Del Marsh to governor: Don’t raise taxes without statewide vote on gaming

Del Marsh

In a press conference Tuesday, Senate Pro Tem Del Marsh announced plans to introduce legislation that would bring card tables and slot machines to existing gaming facilities across the state and introduce a new lottery.

Marsh urged the governor to allow his gaming proposal to be put up for vote in September, rather than imposing new taxes on Alabamians.

“This is a viable option that should be put to the people to decide,” he said. “The people should have the right to make this choice before we put $600 million of new taxes on them.”

Birmingham Mayor William Bell joined Marsh at the press conference to lend his support to the gaming proposal because of its potential to boost economic development in his city.

“We can’t stand on the sidelines,” Bell said. “In the last gubernatorial election, you had officials saying that we should let the people have the right to decide on gaming. Gaming is by choice, taxes aren’t by choice. If we have a lottery, people can choose for themselves whether to participate in that activity.”

An Auburn University study estimated that Marsh’s plan could boost state revenue by as much as $400 million.

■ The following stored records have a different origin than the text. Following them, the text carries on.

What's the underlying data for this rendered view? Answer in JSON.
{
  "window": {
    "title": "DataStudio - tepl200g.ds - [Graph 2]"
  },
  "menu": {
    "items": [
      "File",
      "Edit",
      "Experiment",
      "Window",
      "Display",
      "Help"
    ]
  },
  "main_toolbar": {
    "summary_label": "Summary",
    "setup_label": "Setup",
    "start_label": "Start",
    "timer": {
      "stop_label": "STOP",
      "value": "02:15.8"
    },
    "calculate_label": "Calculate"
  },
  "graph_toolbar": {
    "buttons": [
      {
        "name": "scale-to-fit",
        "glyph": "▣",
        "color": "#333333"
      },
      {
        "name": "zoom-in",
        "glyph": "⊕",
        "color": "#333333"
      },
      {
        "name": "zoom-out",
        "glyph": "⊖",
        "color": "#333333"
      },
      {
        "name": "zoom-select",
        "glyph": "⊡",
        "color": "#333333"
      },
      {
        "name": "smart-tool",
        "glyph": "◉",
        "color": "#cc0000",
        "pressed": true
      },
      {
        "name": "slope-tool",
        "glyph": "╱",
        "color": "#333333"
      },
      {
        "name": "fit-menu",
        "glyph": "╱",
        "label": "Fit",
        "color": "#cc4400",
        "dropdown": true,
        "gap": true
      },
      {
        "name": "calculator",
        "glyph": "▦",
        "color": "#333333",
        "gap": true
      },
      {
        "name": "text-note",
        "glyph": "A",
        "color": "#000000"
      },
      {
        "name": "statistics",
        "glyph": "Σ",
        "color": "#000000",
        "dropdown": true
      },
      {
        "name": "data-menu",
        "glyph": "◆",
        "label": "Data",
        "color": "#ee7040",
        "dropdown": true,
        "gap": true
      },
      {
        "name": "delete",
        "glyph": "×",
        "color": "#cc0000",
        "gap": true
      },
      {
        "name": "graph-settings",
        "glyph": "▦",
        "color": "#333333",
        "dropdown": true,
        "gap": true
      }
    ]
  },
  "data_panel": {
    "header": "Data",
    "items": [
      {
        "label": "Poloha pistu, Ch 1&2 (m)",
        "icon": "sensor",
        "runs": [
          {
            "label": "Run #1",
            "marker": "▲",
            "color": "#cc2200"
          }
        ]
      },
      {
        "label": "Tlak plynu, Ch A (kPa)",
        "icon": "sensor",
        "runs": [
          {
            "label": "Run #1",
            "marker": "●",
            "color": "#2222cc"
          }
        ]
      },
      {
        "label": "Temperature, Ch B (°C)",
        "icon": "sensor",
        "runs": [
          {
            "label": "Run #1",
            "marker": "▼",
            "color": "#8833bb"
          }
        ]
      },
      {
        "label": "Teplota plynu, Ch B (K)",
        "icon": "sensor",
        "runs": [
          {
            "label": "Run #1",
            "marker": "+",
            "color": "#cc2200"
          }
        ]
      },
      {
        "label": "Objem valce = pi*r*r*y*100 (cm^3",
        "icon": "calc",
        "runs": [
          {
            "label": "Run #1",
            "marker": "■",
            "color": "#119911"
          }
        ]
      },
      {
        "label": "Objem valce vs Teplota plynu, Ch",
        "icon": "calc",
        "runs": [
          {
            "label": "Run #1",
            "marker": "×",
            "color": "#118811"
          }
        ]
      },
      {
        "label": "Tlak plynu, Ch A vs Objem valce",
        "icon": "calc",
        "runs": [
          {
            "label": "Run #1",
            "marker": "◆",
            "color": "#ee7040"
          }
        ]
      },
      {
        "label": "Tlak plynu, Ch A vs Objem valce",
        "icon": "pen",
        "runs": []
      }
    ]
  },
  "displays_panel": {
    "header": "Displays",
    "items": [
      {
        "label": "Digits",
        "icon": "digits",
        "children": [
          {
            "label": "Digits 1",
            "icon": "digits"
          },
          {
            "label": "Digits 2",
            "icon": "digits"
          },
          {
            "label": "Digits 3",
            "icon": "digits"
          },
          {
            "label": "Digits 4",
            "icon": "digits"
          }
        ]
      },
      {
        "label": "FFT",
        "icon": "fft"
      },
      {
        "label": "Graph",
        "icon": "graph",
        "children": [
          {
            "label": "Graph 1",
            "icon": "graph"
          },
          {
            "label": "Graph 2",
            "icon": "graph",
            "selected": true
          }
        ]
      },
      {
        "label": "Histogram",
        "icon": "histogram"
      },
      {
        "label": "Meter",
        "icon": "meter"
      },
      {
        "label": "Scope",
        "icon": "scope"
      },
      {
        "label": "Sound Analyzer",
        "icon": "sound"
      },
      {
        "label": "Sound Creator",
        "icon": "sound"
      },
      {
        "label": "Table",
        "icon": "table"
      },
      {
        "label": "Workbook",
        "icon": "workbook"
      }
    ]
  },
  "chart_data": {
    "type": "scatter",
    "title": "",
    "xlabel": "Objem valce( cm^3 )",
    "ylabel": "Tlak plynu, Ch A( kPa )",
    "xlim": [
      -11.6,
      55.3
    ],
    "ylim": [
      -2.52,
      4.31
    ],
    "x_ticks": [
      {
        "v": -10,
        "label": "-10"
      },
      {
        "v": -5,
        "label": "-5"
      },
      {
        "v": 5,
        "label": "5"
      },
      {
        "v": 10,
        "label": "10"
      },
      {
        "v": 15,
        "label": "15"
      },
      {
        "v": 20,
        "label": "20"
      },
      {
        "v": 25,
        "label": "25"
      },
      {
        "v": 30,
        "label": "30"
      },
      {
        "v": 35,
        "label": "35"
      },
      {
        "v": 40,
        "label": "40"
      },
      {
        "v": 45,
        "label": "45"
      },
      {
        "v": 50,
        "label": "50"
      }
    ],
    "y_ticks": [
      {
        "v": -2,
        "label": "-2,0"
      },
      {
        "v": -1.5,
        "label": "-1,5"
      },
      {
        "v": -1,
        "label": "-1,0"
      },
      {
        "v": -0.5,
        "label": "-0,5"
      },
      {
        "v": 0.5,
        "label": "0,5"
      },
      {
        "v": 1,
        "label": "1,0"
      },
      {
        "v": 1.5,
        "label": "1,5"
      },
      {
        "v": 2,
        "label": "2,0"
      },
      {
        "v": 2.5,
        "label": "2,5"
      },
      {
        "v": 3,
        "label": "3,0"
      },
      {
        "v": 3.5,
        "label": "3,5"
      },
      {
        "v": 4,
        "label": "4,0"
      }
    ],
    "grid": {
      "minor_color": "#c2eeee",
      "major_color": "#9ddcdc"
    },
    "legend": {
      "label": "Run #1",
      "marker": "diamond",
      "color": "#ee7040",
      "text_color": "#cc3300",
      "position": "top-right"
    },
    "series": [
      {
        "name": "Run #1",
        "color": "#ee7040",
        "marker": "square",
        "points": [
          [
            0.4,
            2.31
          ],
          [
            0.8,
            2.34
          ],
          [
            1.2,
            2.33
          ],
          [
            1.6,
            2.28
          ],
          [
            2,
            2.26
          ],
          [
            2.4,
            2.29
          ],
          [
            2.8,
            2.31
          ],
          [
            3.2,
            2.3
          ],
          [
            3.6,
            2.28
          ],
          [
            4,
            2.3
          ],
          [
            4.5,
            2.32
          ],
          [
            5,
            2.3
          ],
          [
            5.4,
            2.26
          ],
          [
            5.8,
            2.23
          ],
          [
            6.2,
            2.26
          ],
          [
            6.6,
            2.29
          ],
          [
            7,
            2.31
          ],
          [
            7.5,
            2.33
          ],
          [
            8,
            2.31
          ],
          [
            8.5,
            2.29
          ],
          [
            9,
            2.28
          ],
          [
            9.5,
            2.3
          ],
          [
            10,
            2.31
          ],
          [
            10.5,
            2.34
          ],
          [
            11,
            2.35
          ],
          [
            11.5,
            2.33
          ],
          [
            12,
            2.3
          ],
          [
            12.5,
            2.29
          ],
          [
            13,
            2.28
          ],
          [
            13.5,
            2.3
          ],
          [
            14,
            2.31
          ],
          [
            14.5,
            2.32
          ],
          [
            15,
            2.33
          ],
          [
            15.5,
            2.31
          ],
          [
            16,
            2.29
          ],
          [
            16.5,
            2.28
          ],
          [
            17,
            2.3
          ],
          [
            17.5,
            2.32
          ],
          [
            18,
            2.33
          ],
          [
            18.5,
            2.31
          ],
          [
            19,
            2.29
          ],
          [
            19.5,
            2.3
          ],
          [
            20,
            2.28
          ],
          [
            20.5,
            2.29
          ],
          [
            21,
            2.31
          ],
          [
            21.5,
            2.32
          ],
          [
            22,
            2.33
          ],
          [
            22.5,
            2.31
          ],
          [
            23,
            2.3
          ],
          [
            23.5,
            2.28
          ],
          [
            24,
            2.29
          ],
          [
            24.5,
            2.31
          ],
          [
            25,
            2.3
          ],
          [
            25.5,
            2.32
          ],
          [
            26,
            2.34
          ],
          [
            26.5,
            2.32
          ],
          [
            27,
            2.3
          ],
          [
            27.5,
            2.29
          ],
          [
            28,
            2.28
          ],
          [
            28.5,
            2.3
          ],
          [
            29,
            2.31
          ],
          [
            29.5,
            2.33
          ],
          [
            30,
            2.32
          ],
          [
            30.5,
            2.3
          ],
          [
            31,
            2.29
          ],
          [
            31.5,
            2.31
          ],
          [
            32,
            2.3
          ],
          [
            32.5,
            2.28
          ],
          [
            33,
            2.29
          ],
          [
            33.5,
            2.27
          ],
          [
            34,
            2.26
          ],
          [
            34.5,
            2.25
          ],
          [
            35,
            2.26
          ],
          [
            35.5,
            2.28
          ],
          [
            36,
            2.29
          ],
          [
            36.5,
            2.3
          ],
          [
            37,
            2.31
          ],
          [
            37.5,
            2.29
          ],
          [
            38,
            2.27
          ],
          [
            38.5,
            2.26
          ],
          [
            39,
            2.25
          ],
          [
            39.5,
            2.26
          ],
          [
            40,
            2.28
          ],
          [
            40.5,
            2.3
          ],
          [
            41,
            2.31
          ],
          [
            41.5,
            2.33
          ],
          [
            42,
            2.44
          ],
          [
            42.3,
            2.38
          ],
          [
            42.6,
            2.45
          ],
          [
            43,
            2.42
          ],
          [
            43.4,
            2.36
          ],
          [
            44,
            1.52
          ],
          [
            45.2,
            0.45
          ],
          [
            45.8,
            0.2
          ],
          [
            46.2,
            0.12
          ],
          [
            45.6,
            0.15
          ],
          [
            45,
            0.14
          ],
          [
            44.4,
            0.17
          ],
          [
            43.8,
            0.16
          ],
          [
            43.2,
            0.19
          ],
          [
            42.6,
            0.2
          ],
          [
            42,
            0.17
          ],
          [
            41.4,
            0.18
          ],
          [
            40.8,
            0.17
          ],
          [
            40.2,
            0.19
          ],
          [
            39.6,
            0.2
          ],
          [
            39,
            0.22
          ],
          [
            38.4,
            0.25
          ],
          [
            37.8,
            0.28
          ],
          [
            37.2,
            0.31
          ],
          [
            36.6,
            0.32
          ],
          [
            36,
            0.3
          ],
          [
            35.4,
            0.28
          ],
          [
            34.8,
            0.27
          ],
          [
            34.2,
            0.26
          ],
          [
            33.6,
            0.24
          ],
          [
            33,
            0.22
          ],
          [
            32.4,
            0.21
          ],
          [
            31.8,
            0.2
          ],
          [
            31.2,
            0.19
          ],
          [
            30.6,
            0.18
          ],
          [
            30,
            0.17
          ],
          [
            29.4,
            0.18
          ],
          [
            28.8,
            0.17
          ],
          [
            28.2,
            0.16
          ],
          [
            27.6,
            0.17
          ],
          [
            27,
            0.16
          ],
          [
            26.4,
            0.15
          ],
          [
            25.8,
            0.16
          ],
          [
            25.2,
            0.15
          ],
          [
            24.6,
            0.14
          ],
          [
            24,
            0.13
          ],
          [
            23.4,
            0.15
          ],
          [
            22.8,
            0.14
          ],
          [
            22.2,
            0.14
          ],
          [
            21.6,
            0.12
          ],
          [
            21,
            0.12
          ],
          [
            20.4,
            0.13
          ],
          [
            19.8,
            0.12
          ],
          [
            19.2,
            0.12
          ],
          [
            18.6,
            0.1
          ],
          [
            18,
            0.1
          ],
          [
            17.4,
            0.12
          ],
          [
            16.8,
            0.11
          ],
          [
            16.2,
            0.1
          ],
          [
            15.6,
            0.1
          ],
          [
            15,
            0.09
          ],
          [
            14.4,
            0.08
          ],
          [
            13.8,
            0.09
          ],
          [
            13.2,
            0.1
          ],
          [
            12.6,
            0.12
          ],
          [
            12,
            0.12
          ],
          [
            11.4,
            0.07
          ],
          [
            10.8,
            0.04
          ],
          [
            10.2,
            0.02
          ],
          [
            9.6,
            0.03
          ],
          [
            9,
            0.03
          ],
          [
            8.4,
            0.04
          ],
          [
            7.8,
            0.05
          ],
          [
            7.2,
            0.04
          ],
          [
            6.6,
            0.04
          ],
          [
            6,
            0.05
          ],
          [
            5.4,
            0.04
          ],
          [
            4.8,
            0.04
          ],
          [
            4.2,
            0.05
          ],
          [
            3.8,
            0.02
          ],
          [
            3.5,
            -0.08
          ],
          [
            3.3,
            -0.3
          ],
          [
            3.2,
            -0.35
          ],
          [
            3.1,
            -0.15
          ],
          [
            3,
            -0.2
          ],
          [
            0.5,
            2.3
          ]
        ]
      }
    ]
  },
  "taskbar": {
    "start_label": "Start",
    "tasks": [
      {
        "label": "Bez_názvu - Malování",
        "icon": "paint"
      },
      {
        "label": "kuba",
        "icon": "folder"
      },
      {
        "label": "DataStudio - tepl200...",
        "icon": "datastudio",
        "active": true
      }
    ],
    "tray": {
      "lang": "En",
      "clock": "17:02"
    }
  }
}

Marsh’s proposal is one of four options lawmakers have at this point to overcome the budget shortage. Other options include adopting Gov. Robert Bentley’s plan to plug the $541 million shortfall using tax increases, approving a $250 million offer from the Poarch Creek Indians in exchange for exclusive rights to manage gaming, or allowing across-the-board budget cuts that could include the loss of up to 1,000 jobs.

On Monday, Bentley rejected the gambling proposal outright, saying it would “make Alabama look like Las Vegas” and not address the budget concerns: “It is one of the worst pieces of legislation I have ever seen.”

In Tuesday’s press conference, Marsh presented a side-by-side analysis of his gaming proposal against what he called the “Creek Plan” and Bentley’s plan.

“My proposed legislation would bring 11,000 new jobs. It’s fair to all and it’s not raising taxes on the people,” he said. By comparison, he said the governor’s tax proposal “raises taxes and results in no new jobs” and that the $250 million bailout proposal by the Poarch Creek Indians wouldn’t solve the state’s long-term budget problems.

Marsh was optimistic that his caucus would support his legislation because of its potential for long-term economic gains.

“I’m not hearing a lot of excitement on tax increases. What I’m hearing from my caucus is ‘Keep this in play.’”

Since March, Bentley has been urging legislators to adopt his plan to plug the $541 million shortfall using tax increases, including increased taxes on cigarettes, car sales, and car rentals.

The House’s General Fund budget committee is scheduled to hold public hearings on several of those proposed increases, including higher cigarette and car rental taxes, later Tuesday.